Choosing a private school for your child is very challenging and it’s incredibly important to find the right fit. A qualified Admission Consultant will be able to guide you and your family to finding the best possible school for your child’s specific needs and expectations. As the following article states, taking the burden off yourself and allowing an Admission Consultant to guide the way will provide a lasting sense of satisfaction that you are providing your child with the best possible education.
For most of us the idea of sending your child to private school begins with that nagging feeling that she’s very bright and needs the very best kind of schooling possible.
As you explore schools on the web, you quickly realize that there is no way to rank schools. It’s perfectly normal to want to send your child to the ‘best’ school. But how can you identify that school if there is no ranking system? You can compare programs, course offerings and a host of other factors using our checklists. Once you identify what your requirements are, then matching a school with those requirements is the next step in the process of choosing a school.
At this point you will realize that ranks are not important. Finding the best fit is. Get the fit right and you will achieve one of your most important goals: making your child happy. If the fit is wrong and she is unhappy, that’s not the result you want.

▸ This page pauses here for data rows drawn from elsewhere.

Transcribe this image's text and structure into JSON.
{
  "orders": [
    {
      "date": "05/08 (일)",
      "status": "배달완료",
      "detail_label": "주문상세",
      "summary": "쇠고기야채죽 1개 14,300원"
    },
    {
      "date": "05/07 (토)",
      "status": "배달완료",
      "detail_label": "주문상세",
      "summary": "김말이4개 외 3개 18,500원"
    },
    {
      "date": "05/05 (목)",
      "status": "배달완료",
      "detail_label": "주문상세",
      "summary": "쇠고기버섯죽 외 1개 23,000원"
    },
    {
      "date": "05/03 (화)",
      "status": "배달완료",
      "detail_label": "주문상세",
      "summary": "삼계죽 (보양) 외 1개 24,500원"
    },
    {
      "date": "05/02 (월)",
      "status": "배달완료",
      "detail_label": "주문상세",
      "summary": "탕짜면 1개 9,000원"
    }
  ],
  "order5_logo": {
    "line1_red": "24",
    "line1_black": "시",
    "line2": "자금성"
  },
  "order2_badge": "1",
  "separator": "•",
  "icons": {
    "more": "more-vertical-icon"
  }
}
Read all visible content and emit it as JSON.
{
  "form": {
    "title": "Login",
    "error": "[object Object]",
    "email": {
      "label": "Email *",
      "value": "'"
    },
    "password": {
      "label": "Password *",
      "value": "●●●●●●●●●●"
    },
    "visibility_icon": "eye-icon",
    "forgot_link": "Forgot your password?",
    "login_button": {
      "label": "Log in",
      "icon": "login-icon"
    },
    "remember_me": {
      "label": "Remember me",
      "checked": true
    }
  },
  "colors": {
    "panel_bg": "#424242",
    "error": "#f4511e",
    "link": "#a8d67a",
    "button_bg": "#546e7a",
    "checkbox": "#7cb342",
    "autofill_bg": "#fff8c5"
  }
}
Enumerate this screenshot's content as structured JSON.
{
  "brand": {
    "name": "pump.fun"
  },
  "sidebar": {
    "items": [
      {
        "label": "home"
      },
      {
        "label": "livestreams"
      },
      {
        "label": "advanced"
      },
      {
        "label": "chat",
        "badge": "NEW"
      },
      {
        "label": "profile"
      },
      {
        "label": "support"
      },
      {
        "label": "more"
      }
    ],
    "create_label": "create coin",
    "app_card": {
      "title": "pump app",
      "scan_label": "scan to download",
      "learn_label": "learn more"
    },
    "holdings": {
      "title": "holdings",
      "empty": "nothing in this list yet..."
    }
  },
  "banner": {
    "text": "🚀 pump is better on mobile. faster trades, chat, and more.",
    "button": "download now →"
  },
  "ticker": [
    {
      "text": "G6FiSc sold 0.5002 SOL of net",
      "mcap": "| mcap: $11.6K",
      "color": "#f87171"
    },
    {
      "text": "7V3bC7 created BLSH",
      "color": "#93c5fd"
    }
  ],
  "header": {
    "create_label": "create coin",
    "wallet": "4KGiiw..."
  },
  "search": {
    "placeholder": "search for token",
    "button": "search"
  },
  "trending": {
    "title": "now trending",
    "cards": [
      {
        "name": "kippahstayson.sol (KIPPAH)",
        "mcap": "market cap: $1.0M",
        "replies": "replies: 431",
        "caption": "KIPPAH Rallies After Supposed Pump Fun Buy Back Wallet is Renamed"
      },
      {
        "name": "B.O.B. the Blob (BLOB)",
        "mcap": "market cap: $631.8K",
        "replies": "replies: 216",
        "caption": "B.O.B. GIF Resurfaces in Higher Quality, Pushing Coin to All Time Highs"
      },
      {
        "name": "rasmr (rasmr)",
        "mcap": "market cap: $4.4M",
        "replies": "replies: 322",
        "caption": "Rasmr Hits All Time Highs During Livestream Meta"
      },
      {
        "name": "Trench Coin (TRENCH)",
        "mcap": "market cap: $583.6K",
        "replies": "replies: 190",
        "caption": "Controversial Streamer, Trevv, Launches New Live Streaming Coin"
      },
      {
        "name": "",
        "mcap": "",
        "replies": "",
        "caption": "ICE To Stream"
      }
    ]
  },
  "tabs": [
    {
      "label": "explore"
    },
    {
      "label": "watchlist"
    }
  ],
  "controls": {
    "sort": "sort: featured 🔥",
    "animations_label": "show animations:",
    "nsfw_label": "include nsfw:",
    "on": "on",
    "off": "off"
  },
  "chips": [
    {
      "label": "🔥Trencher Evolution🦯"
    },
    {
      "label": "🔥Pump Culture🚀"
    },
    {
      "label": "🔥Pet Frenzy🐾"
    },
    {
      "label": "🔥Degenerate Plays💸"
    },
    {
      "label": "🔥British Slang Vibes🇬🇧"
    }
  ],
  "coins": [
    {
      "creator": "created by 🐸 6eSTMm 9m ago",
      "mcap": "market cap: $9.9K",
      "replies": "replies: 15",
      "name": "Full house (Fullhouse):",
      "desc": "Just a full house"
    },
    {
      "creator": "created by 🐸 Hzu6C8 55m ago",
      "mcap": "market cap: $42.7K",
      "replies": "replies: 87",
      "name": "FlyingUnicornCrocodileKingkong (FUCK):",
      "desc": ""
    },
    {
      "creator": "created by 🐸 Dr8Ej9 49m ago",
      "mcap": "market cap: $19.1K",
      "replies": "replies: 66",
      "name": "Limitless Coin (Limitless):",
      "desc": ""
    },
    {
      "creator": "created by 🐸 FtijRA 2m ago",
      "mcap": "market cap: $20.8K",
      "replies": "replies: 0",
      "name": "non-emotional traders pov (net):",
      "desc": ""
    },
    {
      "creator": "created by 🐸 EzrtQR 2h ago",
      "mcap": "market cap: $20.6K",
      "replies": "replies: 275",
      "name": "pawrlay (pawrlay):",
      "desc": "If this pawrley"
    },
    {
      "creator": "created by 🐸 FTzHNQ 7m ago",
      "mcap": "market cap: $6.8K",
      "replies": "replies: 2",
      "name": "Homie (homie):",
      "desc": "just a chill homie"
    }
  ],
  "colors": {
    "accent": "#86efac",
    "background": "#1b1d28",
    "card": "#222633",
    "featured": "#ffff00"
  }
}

There’s a private school for virtually every need. Since there are private schools for virtually every need, you need to make a list of your requirements very early on in the process. What should be on your list of requirements? Academics trumps everything else as far as I am concerned. What’s offered, how it’s taught, the educational philosophy and so on.
You should use a consultant. I have done it both ways. Yes, we thought we could choose the right school for our eldest daughter. All by ourselves. And this was before the Internet existed. So that meant lots of letters and visits. Of the three schools to which we applied, she was accepted at only one. Fortunately for us, it was indeed the right school. Daughter did well and was happy. So were we.
The second time round we hired a consultant. The late Hugh Silk had taught at Collegiate in Manhattan and at The Masters School in Dobbs Ferry. He knew schools. And people. And so much more. He gently nudged us away from schools which were an impossible stretch and advised a mix of schools which included a ‘safe’ school – one we knew our child would get into. The other two schools were slightly tougher by degrees. But she ended up getting two acceptances and a waitlist.
Consultants know what they are doing. For the amount of money you are about to spend on your child’s education, doesn’t seeking professional advice just make good sense?